With all this understanding I have never found the Scatt correction feature (at least in the "Expert" software) to be as effective as it should be. Let me illustrate that:

On the range if I fire a rather tight 5-shot group, then I click for instance 2 zones to the right, my next 5-shot group will indeed be centered 2 zones to the right. This is because the sights adjusting mechanism of my pistol actually moves the number of clicks per zone that is documented (e.g. 5 clicks/zone). Most important is to clearly understand that clicking is independent from the position on the target. The same clicking will produce exactly the same shifting whether you are well-centered or far-off, it is just a straight distance shift.
Well, corrections using my Scatt MX-W2 with the Expert software never reproduce that although they should. It is simple to experiment: Starting from scratch after a not too careful calibration, suppose I shoot a tight group far-off, like in the 8 at 2 o'clock. If I make a correction that would center that group on the target (thus a vector of 2 zones) my next group should be well-centered. With my real pistol it will. With the software it won't. Most of the time the next shots will be very far over the desired correction, and more importantly the actual correction won't be exactly in the direction (vector) it should.
In general, the further the correction to make, the bigger the excessive amount of correction and direction divergence. Contrarily, it is very hard to reproduce a 1 or 2-click adjustment, the actual correction seems usually insufficient and has to be repeated. I would consider that a half to 3/4 zone correction is the closest to what it should be in amount, although vector direction is still inaccurate.
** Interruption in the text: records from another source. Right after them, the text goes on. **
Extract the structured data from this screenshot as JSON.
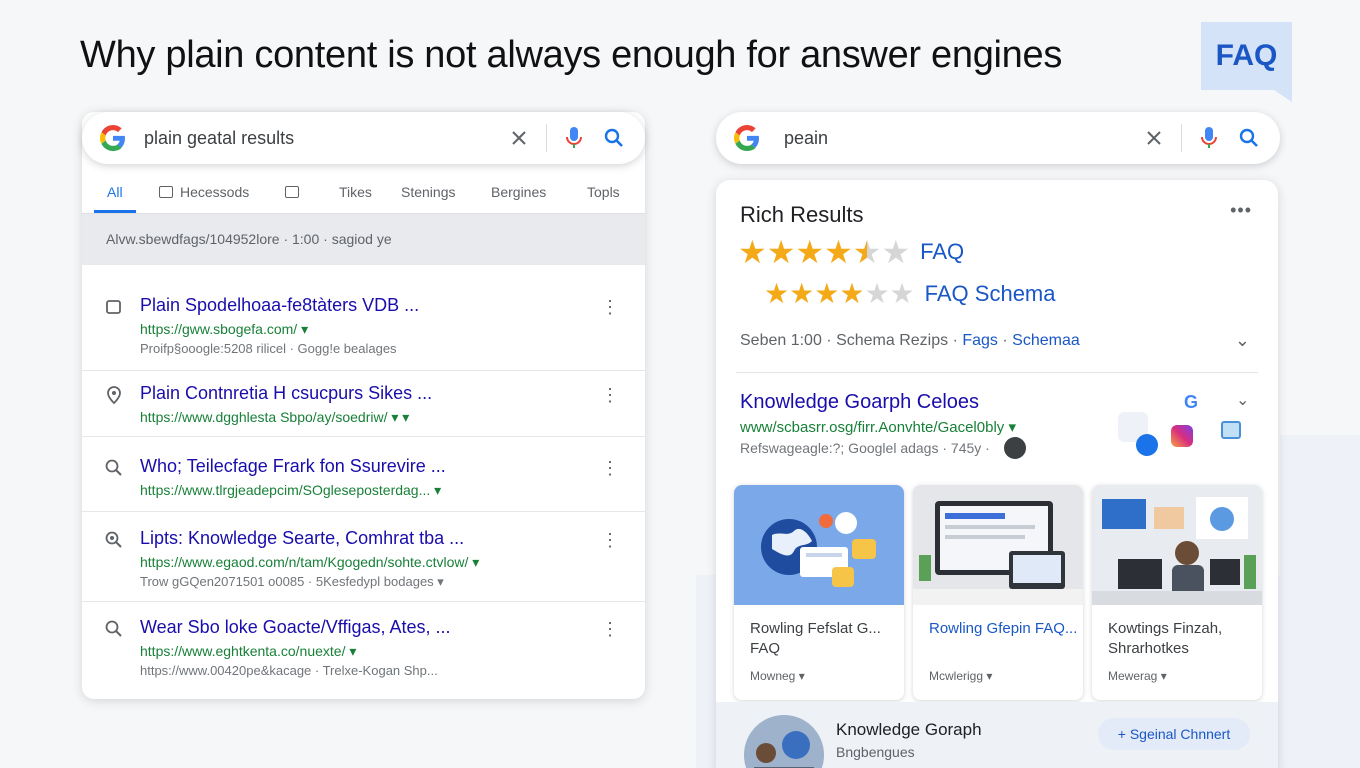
{
  "headline": "Why plain content is not always enough for answer engines",
  "badge": "FAQ",
  "left": {
    "query": "plain geatal results",
    "tabs": [
      "All",
      "Hecessods",
      "Tikes",
      "Stenings",
      "Bergines",
      "Topls"
    ],
    "url_strip": "Alvw.sbewdfags/104952lore · 1:00 · sagiod ye",
    "results": [
      {
        "title": "Plain Spodelhoaa-fe8tàters VDB ...",
        "url": "https://gww.sbogefa.com/ ▾",
        "meta": "Proifp§ooogle:5208 rilicel · Gogg!e bealages",
        "icon": "square-icon"
      },
      {
        "title": "Plain Contnretia H csucpurs Sikes ...",
        "url": "https://www.dgghlesta Sbpo/ay/soedriw/ ▾  ▾",
        "meta": "",
        "icon": "location-pin-icon"
      },
      {
        "title": "Who; Teilecfage Frark fon Ssurevire ...",
        "url": "https://www.tlrgjeadepcim/SOgleseposterdag... ▾",
        "meta": "",
        "icon": "search-icon"
      },
      {
        "title": "Lipts: Knowledge Searte, Comhrat tba ...",
        "url": "https://www.egaod.com/n/tam/Kgogedn/sohte.ctvlow/ ▾",
        "meta": "Trow gGQen2071501 o0085 · 5Kesfedypl bodages ▾",
        "icon": "zoom-icon"
      },
      {
        "title": "Wear Sbo loke Goacte/Vffigas, Ates, ...",
        "url": "https://www.eghtkenta.co/nuexte/ ▾",
        "meta": "https://www.00420pe&kacage · Trelxe-Kogan Shp...",
        "icon": "search-icon"
      }
    ]
  },
  "right": {
    "query": "peain",
    "panel_title": "Rich Results",
    "rating1": {
      "value": 4.5,
      "label": "FAQ"
    },
    "rating2": {
      "value": 4,
      "label": "FAQ  Schema"
    },
    "meta_plain": "Seben 1:00 · Schema Rezips · ",
    "meta_link1": "Fags",
    "meta_sep": " · ",
    "meta_link2": "Schemaa",
    "kg_title": "Knowledge Goarph Celoes",
    "kg_url": "www/scbasrr.osg/firr.Aonvhte/Gacel0bly ▾",
    "kg_meta": "Refswageagle:?; Googlel adags · 745y ·",
    "cards": [
      {
        "title": "Rowling Fefslat G... FAQ",
        "meta": "Mowneg ▾"
      },
      {
        "title": "Rowling Gfepin FAQ...",
        "meta": "Mcwlerigg ▾"
      },
      {
        "title": "Kowtings Finzah, Shrarhotkes",
        "meta": "Mewerag ▾"
      }
    ],
    "kg2_title": "Knowledge Goraph",
    "kg2_sub": "Bngbengues",
    "pill": "+ Sgeinal Chnnert"
  },
  "colors": {
    "link": "#1a0dab",
    "url": "#188038",
    "accent": "#1a73e8",
    "star": "#f4a919"
  }
}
This makes me really doubt that the correction feature is a simple vector shift, as Peter (admin) says. Maybe it is intended to be so but to me it doesn't give the corresponding result. Could there be some kind of software flow around here?
 
  • Like
Reactions: AJV

Peter

Administrator
Skill Level
Amateur/Hobby Shooter
Joined
Sep 9, 2019
287 Posts
190 Helpful Votes
1 Best Q&A Answers
suppose I shoot a tight group far-off, like in the 8 at 2 o'clock. If I make a correction that would center that group on the target (thus a vector of 2 zones) my next group should be well-centered.
A vector of just 1 zone is the way to do this in your example, since the new digital breach (a.k.a. where you drag the shot to) shouldn't be exactly where you call the shot - but rather approaching that result - if we are to avoid the system overcompensating (which would force you to apply another correction to fix the first one).

I've attached a time-stamped video to provide a better illustration.
Here we initially hit the 1 ring, then call bull's eye and drag the correction to the ~6-7 ring rather than 10
Half-way is the way when it comes to corrections ;)
 
Top